I didn’t realize how much of an “explorer’s” dream the game was. The cities are sprawling and lively. There are plenty of nooks to find and crannies to stuff bodies in. A lot of time and love was spent on each area to constantly feed moments of ‘neat!’ It’s so free-spirited that when I get bogged down in a sword-fight, I am just hoping it will be over all the sooner. I want to keep exploring, and to keep the explorer heart busy, there are two distinct modes of exploration in Assassin’s Creed: guided and hidden.
Guided so far has been very objective based, and it severely blurs the line between achiever’s fodder and explorer’s map. There are towers that eagle’s like to use as perches. This tells me that I also want to go up there and use my supernatural eagle’s vision to scout the area below. In the city, I am like Batman searching for citizens being molested by the establishment, fellow assassins, and tidbits of information to find chinks in my target’s armor. These locations pop up on my map in a tiered order: find the perch, find the waylays. Usually I only need a few checkmarks before I can head to the assassination phase, but I am finding that I want to do them all.
Hidden, on the other hand, are found as flags in Assassin’s Creed. They are not on the map. They are usually hidden in a ruined building or alleyway out of the general flow of movement. Some flags are even placed as a type of platform puzzle that can only be reached through a specific route of building jumping and window climbing. When I finally lay my hands on one of the filthy pieces of cloth, I get to know how many flags of the set I’ve found out of the total. There can be up to 100 flags in an entire city.
I did manage to boggle through getting the 20 flags in the safe, tutorial city of Masyaf with the help of a map I found online. Carefully checking off each flag on the map, I thought I had managed to get them all, but the game told me I had only found 19 out of 20. Argh! I was pulling my hair out trying to figure out which I had missed. At that time I realized that this was the only flag set I would complete. There was no way I was going to take the time to find the 100 flags in Damascus.
I realized that I loved the exploration of Assassin’s Creed, but that I really needed direction. I know that I simply could not have fun trying to comb the city for flags. I needed more direction. I needed tools up for the task. I needed guided exploration. Did people really have fun trying to find all the flags on their own?
Or, perhaps it is the achiever’s soul in me abrading the happiness of “E.” I find a flag; awesome, I am a semi-hidden, off-the-beaten-path area. Pat on back, self. Except… except! The ruthless game is telling me that I’ve only found a smidgen of these infernal flags! There are dozens left to be found, which apparently I have been overlooking like a blind cow. I don’t even know where to begin to look.
I realize how much I love a guided tour, and I really enjoy just random wanderings to find neat places and things.

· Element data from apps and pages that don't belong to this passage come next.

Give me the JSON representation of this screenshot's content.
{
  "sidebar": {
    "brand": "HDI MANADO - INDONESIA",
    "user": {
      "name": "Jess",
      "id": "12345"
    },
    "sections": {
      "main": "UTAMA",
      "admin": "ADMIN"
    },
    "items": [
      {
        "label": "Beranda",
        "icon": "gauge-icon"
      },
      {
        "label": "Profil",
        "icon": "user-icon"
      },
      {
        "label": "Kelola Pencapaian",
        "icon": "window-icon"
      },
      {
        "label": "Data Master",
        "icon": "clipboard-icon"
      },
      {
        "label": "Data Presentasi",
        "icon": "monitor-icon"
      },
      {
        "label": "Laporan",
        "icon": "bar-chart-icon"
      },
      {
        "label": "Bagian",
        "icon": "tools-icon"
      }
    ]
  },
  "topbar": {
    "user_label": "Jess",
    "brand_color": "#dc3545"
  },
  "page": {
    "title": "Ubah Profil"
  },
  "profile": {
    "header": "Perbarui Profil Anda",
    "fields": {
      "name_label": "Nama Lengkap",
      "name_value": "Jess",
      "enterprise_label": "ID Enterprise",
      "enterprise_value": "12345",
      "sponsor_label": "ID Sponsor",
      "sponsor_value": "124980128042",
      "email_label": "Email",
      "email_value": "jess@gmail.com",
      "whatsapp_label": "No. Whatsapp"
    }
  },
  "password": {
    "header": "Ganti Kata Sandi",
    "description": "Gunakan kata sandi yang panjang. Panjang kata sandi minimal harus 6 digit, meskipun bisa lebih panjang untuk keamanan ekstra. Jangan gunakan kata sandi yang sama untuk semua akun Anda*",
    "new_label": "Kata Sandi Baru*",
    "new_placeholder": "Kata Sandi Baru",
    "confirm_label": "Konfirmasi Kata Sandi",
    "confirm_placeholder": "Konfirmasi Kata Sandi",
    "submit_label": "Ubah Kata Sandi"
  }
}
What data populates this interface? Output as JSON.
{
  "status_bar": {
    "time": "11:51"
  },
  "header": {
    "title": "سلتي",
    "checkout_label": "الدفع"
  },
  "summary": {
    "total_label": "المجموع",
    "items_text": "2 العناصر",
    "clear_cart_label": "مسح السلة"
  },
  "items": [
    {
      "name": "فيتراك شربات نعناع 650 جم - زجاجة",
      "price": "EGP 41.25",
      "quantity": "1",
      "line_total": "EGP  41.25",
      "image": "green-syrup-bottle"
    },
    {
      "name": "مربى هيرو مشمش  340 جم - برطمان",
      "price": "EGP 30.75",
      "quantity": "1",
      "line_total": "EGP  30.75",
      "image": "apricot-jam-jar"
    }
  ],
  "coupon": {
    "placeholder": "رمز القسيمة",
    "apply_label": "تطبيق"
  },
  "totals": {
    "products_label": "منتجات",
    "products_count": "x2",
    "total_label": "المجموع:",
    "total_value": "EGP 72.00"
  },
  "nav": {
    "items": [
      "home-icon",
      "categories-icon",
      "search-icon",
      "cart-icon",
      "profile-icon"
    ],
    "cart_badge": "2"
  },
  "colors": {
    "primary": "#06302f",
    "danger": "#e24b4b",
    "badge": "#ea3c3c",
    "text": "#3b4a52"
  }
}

Yet, I truly hate the middle ground of unguided exploration objectives. Any reasonable guidance or hints would turn flags into a great little mechanic. For now, I hate hoping that I will find more flags, all the while knowing that each flag I find in Assassin’s Creed makes finding another flag less likely.
Developers keep adding tasks like these in so many games and genres, and I truly wonder who they are for. Achievers are going to use guides to add… well, guidance. Explorers will only care so much as the task aligns with whatever they are exploring. Getting all the “flags” is an tertiary task. Do the developers really think that anybody is going to take the time for a near-Sisyphean task of combing and re-combing gigantic explorable areas for these small unguided objectives? In my mind, this gameplay is worse than grinding. At least with grinding I can see progress.
Since I’ve made the conscience decision to ignore the task of flag set completions in Assassin’s Creed, I am black to an “oh, neat” moment for getting the flags. I figure that at the end of the game, I’ll look at the few flags I have found and congratulate myself. It would be nice to get the majority of them, but honestly I am not even hopeful for that. I do want to get enough to feel that maybe I did take some time to explore. Then I can draw my own line in the sand.